Ex-Bolivian president Evo Morales landed in Argentina Thursday morning, where he swifly was given refugee status by President Alberto Fernández’s new government.
“He comes to stay in Argentina, because he is seeking asylum and then he will have refugee status,” Foreign Minister Felipe Solá told the TN news channel.
Evo Morales resigned the Bolivian presidency on November 10 in the midst of the country’s disputed October 20 election. The indigenous leader has been in Mexico since fleeing his nation after protests and a loss of support from the police and military. He then travelled to Cuba for several days.
According to Solá, Morales would face a “justified fear for his life” if he stayed in Bolivia, where the administration of interim President Jeanine Áñez has accused him of sedition and terrorism.
The process was initiated in secret, and Solá began the paperwork for asylum before Morales arrived. The Interior Ministry confirmed quest had been granted shortly after the former president’s arrival. Solá added Morales’ stay comes with conditions, telling La Nación that the “regulations require a series of guidelines, such as a place of residence, etc..”
“We want from Evo the commitment not to make political declarations in Argentina. It is a condition that we ask,” he added.
Soon after midday, Morales expressed his gratitude to Argentina and Mexico via his Twitter account. “A month ago I arrived in Mexico [...] sad and broken. Now I have arrived in Argentina, to continue fighting for the humblest and to unite the Great Homeland, I am strong and lively. I thank Mexico and Argentina for all its support and solidarity,” he wrote.
Morales arrived from Cuba accompanied by four other exgovernment officials who also requested asylum.
Solá implied during his comments to TN that the Movement to Socialism (MAS) leader had “requested asylum at the time” of his ousting from power, but that former president Mauricio Macri “did not grant it.”
Fernández considers Morales’ removal from power to have been “a coup d’état,” and publicly extended the hypothetical offer of asylum to Bolivia’s former president before he took office.
Finally, the newly installed foreign minister said that he didn’t know where Morales’ “residence will be located,” but said the Bolivian leader was “very appreciative” to be in Buenos Aires.
The former president’s children, Eva Liz Morales Alvarado and Alvaro Morales Peredo, have already been living in the capital for two weeks, having arrived November 23.
Former vice-presidential candidate on the Juntos por el Cambio ticket, Miguel Ángel Pichetto was an early critic of the Fernández government’s decision to grant asylum.
“I don’t think the presence of Evo Morales [here] will advance the interests of our country,” he posted on Twitter.

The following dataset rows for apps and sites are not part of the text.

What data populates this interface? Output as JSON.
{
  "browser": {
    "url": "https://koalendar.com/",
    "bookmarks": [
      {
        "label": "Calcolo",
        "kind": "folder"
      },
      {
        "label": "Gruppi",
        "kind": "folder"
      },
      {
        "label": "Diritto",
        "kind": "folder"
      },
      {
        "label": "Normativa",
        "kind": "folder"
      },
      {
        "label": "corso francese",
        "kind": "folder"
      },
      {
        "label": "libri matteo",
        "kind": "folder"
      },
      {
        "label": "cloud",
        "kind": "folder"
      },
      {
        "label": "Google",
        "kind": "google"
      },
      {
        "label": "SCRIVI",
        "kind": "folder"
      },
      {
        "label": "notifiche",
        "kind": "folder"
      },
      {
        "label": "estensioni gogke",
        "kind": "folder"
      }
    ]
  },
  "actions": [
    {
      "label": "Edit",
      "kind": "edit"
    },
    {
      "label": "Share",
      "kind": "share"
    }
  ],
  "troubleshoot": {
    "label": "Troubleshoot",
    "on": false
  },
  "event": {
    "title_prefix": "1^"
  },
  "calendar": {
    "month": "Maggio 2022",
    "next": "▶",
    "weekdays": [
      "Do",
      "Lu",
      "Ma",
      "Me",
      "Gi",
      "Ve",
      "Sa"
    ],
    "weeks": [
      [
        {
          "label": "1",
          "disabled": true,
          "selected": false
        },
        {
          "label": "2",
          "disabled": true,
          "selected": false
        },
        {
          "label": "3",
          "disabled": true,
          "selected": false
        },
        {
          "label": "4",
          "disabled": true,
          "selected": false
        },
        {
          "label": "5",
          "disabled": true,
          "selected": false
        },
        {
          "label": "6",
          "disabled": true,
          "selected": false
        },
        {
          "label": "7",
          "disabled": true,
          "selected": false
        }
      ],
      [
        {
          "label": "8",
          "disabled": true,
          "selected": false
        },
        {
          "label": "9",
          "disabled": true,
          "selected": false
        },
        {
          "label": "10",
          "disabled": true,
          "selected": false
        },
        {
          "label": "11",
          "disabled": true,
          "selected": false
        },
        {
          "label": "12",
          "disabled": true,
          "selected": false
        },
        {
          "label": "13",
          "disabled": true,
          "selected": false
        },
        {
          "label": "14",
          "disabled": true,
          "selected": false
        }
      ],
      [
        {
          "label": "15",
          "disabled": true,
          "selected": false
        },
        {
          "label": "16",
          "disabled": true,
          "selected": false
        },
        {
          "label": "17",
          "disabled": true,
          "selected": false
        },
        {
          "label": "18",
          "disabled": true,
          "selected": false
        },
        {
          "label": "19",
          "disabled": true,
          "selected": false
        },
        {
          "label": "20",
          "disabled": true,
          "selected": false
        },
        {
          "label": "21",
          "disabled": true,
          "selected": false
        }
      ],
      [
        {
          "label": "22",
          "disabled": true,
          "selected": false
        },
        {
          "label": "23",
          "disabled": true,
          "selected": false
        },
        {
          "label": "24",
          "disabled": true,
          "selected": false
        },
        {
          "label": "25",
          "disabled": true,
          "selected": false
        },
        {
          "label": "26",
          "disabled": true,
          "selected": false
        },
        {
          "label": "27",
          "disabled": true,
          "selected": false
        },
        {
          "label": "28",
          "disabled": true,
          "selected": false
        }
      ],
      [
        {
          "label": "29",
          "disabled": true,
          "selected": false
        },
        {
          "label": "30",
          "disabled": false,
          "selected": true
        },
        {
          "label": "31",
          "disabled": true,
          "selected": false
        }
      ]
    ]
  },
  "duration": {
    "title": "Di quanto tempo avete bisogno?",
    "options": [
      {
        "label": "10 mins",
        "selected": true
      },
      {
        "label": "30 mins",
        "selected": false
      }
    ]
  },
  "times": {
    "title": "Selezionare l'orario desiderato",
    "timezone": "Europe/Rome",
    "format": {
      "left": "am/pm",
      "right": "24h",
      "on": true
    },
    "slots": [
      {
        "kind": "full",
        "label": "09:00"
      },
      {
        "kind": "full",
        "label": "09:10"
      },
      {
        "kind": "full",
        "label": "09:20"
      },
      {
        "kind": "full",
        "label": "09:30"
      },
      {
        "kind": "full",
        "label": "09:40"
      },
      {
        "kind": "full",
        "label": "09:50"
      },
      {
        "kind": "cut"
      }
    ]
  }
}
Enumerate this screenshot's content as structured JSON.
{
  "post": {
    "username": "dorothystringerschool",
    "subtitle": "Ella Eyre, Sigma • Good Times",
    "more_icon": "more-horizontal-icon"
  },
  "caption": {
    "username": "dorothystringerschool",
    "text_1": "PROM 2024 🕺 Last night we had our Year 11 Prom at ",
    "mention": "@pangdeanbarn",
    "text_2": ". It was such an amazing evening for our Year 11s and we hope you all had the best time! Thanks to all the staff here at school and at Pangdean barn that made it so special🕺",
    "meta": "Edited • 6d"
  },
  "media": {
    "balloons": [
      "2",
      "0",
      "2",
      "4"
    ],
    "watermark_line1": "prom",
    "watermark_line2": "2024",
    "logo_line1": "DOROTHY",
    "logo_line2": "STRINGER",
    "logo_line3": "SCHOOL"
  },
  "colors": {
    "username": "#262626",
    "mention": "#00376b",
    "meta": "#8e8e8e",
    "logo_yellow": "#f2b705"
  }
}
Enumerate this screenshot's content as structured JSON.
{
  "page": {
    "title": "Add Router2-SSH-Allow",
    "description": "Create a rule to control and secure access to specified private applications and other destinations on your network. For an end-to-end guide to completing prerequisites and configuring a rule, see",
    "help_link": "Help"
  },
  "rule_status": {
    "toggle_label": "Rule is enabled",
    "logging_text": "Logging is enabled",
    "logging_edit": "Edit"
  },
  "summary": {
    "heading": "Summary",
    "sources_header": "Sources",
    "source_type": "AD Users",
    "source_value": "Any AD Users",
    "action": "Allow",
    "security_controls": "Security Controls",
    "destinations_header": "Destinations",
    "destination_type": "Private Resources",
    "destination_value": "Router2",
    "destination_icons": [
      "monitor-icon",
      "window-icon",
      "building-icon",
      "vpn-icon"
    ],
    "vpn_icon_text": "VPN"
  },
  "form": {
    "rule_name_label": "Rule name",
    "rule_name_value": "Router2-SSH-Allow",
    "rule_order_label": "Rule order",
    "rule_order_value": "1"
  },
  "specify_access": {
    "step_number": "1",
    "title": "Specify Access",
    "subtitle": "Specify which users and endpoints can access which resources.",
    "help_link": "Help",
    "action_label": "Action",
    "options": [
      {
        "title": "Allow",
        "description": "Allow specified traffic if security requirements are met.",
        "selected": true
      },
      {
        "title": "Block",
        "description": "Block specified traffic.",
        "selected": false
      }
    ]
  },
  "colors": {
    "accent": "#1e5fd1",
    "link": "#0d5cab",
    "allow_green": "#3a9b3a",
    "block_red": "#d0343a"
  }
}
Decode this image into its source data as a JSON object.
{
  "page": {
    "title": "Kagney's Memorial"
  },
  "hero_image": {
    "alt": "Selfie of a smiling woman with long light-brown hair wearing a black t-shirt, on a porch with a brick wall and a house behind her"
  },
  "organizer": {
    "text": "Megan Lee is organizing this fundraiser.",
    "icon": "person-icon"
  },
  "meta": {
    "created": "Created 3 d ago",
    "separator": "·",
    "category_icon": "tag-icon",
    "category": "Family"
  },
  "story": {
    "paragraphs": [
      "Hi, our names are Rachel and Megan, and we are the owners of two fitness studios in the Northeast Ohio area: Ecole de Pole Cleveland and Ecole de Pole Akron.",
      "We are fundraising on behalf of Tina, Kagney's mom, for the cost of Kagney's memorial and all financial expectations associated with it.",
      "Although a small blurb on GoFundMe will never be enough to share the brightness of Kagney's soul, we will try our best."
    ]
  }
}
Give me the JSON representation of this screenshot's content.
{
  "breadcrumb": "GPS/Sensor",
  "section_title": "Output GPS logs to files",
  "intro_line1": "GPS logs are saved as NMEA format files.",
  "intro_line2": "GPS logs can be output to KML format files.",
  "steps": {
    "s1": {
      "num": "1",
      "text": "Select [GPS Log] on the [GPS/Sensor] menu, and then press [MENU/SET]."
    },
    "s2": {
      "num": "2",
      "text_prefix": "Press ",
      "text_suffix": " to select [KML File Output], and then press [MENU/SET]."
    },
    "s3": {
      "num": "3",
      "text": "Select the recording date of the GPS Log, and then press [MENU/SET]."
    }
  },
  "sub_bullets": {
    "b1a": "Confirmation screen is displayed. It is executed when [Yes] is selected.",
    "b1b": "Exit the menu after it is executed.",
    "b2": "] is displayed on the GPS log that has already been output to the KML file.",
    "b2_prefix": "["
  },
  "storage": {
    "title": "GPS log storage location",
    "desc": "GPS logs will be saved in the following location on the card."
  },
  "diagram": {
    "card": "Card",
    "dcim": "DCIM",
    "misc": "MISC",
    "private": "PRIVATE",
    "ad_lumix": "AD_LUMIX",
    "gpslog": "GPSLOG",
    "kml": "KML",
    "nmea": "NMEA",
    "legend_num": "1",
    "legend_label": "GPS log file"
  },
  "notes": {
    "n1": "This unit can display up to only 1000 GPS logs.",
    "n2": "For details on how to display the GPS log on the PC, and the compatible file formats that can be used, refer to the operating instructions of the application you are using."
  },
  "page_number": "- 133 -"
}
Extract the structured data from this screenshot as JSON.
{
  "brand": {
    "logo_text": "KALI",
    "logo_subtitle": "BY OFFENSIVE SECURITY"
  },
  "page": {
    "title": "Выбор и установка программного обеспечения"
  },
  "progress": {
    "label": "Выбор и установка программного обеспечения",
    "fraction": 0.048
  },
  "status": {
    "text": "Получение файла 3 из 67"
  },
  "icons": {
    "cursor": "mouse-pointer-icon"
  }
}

Laura Alonso, the director of Argentina’s Anti-Corruption Office under Macri, sparked controversy by comparing the decision to welcome Morales as akin to the hosting of Nazis during World War II.
The tweet generated a backlash from the Delegation of Israeli Argentine Associations (DAIA), which accused her of “trivialising the Holocaust.”
From La Paz, Bolivian Foreign Minister Karen Longaric shared her opposition to the move.
“We hope that Argentina strictly complies with the principles and rules of asylum and refugee rights,” she said at a press conference.
“We don’t want to see what happened in Mexico, where he had an open microphone and open forum to do politics, does not re-occur.”
The minister said she foresaw “very difficult” relations